• _WORK TO COMPLETE_
Line by line, copy the material below exactly as given.

• _RECORDS FOR THIS TASK_
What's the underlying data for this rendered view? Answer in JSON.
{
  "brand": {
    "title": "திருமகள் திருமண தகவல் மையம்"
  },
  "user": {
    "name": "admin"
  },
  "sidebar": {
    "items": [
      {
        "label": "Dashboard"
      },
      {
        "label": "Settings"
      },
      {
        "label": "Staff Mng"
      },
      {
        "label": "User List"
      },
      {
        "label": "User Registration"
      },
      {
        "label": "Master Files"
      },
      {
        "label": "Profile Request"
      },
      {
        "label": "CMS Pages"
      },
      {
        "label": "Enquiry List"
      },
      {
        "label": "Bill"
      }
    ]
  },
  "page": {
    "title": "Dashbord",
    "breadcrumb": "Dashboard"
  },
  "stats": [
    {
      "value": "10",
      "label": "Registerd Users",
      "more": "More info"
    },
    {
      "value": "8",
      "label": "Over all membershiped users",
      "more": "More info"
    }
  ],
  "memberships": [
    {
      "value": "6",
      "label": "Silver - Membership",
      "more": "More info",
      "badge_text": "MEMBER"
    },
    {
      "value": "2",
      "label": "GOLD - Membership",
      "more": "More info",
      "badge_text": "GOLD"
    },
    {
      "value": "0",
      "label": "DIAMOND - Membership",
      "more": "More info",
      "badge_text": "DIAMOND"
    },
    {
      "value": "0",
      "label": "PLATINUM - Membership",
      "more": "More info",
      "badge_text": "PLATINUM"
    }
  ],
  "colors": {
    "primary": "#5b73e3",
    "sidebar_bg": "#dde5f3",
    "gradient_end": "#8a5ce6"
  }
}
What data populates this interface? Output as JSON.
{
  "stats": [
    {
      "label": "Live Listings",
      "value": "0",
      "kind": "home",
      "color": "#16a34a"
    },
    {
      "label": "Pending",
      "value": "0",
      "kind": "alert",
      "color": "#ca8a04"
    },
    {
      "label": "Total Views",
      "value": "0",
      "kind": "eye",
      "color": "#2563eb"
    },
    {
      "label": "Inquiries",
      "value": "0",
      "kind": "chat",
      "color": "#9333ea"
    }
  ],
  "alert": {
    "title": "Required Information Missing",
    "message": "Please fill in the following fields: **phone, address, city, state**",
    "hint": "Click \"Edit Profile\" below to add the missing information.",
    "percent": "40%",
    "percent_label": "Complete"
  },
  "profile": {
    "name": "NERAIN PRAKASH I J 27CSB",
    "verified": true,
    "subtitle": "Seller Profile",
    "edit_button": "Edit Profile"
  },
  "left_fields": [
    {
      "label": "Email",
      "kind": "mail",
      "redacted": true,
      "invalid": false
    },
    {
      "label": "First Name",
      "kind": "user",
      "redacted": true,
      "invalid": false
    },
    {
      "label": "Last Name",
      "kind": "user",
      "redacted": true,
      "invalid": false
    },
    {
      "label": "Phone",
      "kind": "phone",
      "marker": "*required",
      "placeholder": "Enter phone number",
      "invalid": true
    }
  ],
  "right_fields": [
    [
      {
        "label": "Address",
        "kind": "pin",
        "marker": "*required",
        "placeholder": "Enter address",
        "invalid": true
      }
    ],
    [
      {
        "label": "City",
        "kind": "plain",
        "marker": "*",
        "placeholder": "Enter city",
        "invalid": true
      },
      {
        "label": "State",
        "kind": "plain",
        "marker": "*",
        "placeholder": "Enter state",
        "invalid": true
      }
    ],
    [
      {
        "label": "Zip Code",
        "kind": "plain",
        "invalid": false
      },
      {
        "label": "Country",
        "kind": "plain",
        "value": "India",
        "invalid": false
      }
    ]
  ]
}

• _RESPONSE FOR THIS EXERCISE_
What's the underlying data for this rendered view? Answer in JSON.
{
  "brand": {
    "title": "திருமகள் திருமண தகவல் மையம்"
  },
  "user": {
    "name": "admin"
  },
  "sidebar": {
    "items": [
      {
        "label": "Dashboard"
      },
      {
        "label": "Settings"
      },
      {
        "label": "Staff Mng"
      },
      {
        "label": "User List"
      },
      {
        "label": "User Registration"
      },
      {
        "label": "Master Files"
      },
      {
        "label": "Profile Request"
      },
      {
        "label": "CMS Pages"
      },
      {
        "label": "Enquiry List"
      },
      {
        "label": "Bill"
      }
    ]
  },
  "page": {
    "title": "Dashbord",
    "breadcrumb": "Dashboard"
  },
  "stats": [
    {
      "value": "10",
      "label": "Registerd Users",
      "more": "More info"
    },
    {
      "value": "8",
      "label": "Over all membershiped users",
      "more": "More info"
    }
  ],
  "memberships": [
    {
      "value": "6",
      "label": "Silver - Membership",
      "more": "More info",
      "badge_text": "MEMBER"
    },
    {
      "value": "2",
      "label": "GOLD - Membership",
      "more": "More info",
      "badge_text": "GOLD"
    },
    {
      "value": "0",
      "label": "DIAMOND - Membership",
      "more": "More info",
      "badge_text": "DIAMOND"
    },
    {
      "value": "0",
      "label": "PLATINUM - Membership",
      "more": "More info",
      "badge_text": "PLATINUM"
    }
  ],
  "colors": {
    "primary": "#5b73e3",
    "sidebar_bg": "#dde5f3",
    "gradient_end": "#8a5ce6"
  }
}
What data populates this interface? Output as JSON.
{
  "stats": [
    {
      "label": "Live Listings",
      "value": "0",
      "kind": "home",
      "color": "#16a34a"
    },
    {
      "label": "Pending",
      "value": "0",
      "kind": "alert",
      "color": "#ca8a04"
    },
    {
      "label": "Total Views",
      "value": "0",
      "kind": "eye",
      "color": "#2563eb"
    },
    {
      "label": "Inquiries",
      "value": "0",
      "kind": "chat",
      "color": "#9333ea"
    }
  ],
  "alert": {
    "title": "Required Information Missing",
    "message": "Please fill in the following fields: **phone, address, city, state**",
    "hint": "Click \"Edit Profile\" below to add the missing information.",
    "percent": "40%",
    "percent_label": "Complete"
  },
  "profile": {
    "name": "NERAIN PRAKASH I J 27CSB",
    "verified": true,
    "subtitle": "Seller Profile",
    "edit_button": "Edit Profile"
  },
  "left_fields": [
    {
      "label": "Email",
      "kind": "mail",
      "redacted": true,
      "invalid": false
    },
    {
      "label": "First Name",
      "kind": "user",
      "redacted": true,
      "invalid": false
    },
    {
      "label": "Last Name",
      "kind": "user",
      "redacted": true,
      "invalid": false
    },
    {
      "label": "Phone",
      "kind": "phone",
      "marker": "*required",
      "placeholder": "Enter phone number",
      "invalid": true
    }
  ],
  "right_fields": [
    [
      {
        "label": "Address",
        "kind": "pin",
        "marker": "*required",
        "placeholder": "Enter address",
        "invalid": true
      }
    ],
    [
      {
        "label": "City",
        "kind": "plain",
        "marker": "*",
        "placeholder": "Enter city",
        "invalid": true
      },
      {
        "label": "State",
        "kind": "plain",
        "marker": "*",
        "placeholder": "Enter state",
        "invalid": true
      }
    ],
    [
      {
        "label": "Zip Code",
        "kind": "plain",
        "invalid": false
      },
      {
        "label": "Country",
        "kind": "plain",
        "value": "India",
        "invalid": false
      }
    ]
  ]
}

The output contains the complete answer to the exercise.